[Page and application data records]
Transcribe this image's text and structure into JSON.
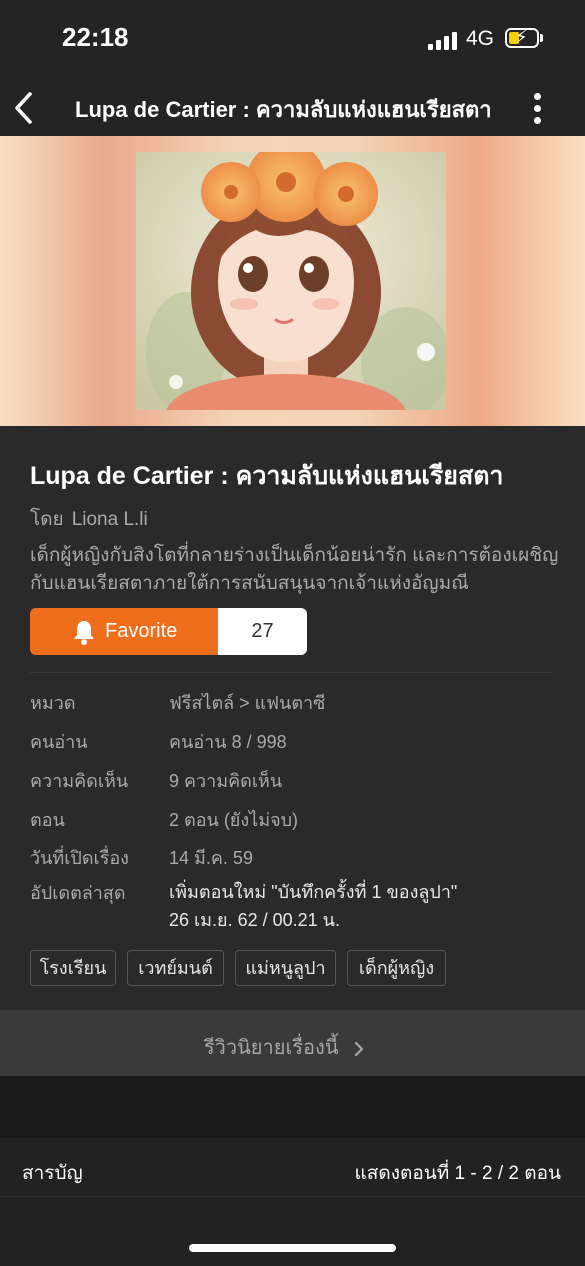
{
  "status_bar": {
    "time": "22:18",
    "network": "4G"
  },
  "nav": {
    "title": "Lupa de Cartier : ความลับแห่งแฮนเรียสตา"
  },
  "novel": {
    "title": "Lupa de Cartier : ความลับแห่งแฮนเรียสตา",
    "author_prefix": "โดย",
    "author": "Liona L.li",
    "synopsis": "เด็กผู้หญิงกับสิงโตที่กลายร่างเป็นเด็กน้อยน่ารัก และการต้องเผชิญกับแฮนเรียสตาภายใต้การสนับสนุนจากเจ้าแห่งอัญมณี",
    "favorite_label": "Favorite",
    "favorite_count": "27"
  },
  "info": [
    {
      "label": "หมวด",
      "value": "ฟรีสไตล์ > แฟนตาซี"
    },
    {
      "label": "คนอ่าน",
      "value": "คนอ่าน 8 / 998"
    },
    {
      "label": "ความคิดเห็น",
      "value": "9 ความคิดเห็น"
    },
    {
      "label": "ตอน",
      "value": "2 ตอน (ยังไม่จบ)"
    },
    {
      "label": "วันที่เปิดเรื่อง",
      "value": "14 มี.ค. 59"
    },
    {
      "label": "อัปเดตล่าสุด",
      "value_line1": "เพิ่มตอนใหม่ \"บันทึกครั้งที่ 1 ของลูปา\"",
      "value_line2": "26 เม.ย. 62 / 00.21 น."
    }
  ],
  "tags": [
    "โรงเรียน",
    "เวทย์มนต์",
    "แม่หนูลูปา",
    "เด็กผู้หญิง"
  ],
  "review": {
    "label": "รีวิวนิยายเรื่องนี้"
  },
  "toc": {
    "title": "สารบัญ",
    "range": "แสดงตอนที่ 1 - 2 / 2 ตอน"
  },
  "colors": {
    "accent": "#ee6e1b",
    "background": "#1e1e1e",
    "panel": "#2a2a2a"
  }
}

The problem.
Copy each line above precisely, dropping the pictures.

Task solution.
Transcribe this image's text and structure into JSON.
{
  "status_bar": {
    "time": "22:18",
    "network": "4G"
  },
  "nav": {
    "title": "Lupa de Cartier : ความลับแห่งแฮนเรียสตา"
  },
  "novel": {
    "title": "Lupa de Cartier : ความลับแห่งแฮนเรียสตา",
    "author_prefix": "โดย",
    "author": "Liona L.li",
    "synopsis": "เด็กผู้หญิงกับสิงโตที่กลายร่างเป็นเด็กน้อยน่ารัก และการต้องเผชิญกับแฮนเรียสตาภายใต้การสนับสนุนจากเจ้าแห่งอัญมณี",
    "favorite_label": "Favorite",
    "favorite_count": "27"
  },
  "info": [
    {
      "label": "หมวด",
      "value": "ฟรีสไตล์ > แฟนตาซี"
    },
    {
      "label": "คนอ่าน",
      "value": "คนอ่าน 8 / 998"
    },
    {
      "label": "ความคิดเห็น",
      "value": "9 ความคิดเห็น"
    },
    {
      "label": "ตอน",
      "value": "2 ตอน (ยังไม่จบ)"
    },
    {
      "label": "วันที่เปิดเรื่อง",
      "value": "14 มี.ค. 59"
    },
    {
      "label": "อัปเดตล่าสุด",
      "value_line1": "เพิ่มตอนใหม่ \"บันทึกครั้งที่ 1 ของลูปา\"",
      "value_line2": "26 เม.ย. 62 / 00.21 น."
    }
  ],
  "tags": [
    "โรงเรียน",
    "เวทย์มนต์",
    "แม่หนูลูปา",
    "เด็กผู้หญิง"
  ],
  "review": {
    "label": "รีวิวนิยายเรื่องนี้"
  },
  "toc": {
    "title": "สารบัญ",
    "range": "แสดงตอนที่ 1 - 2 / 2 ตอน"
  },
  "colors": {
    "accent": "#ee6e1b",
    "background": "#1e1e1e",
    "panel": "#2a2a2a"
  }
}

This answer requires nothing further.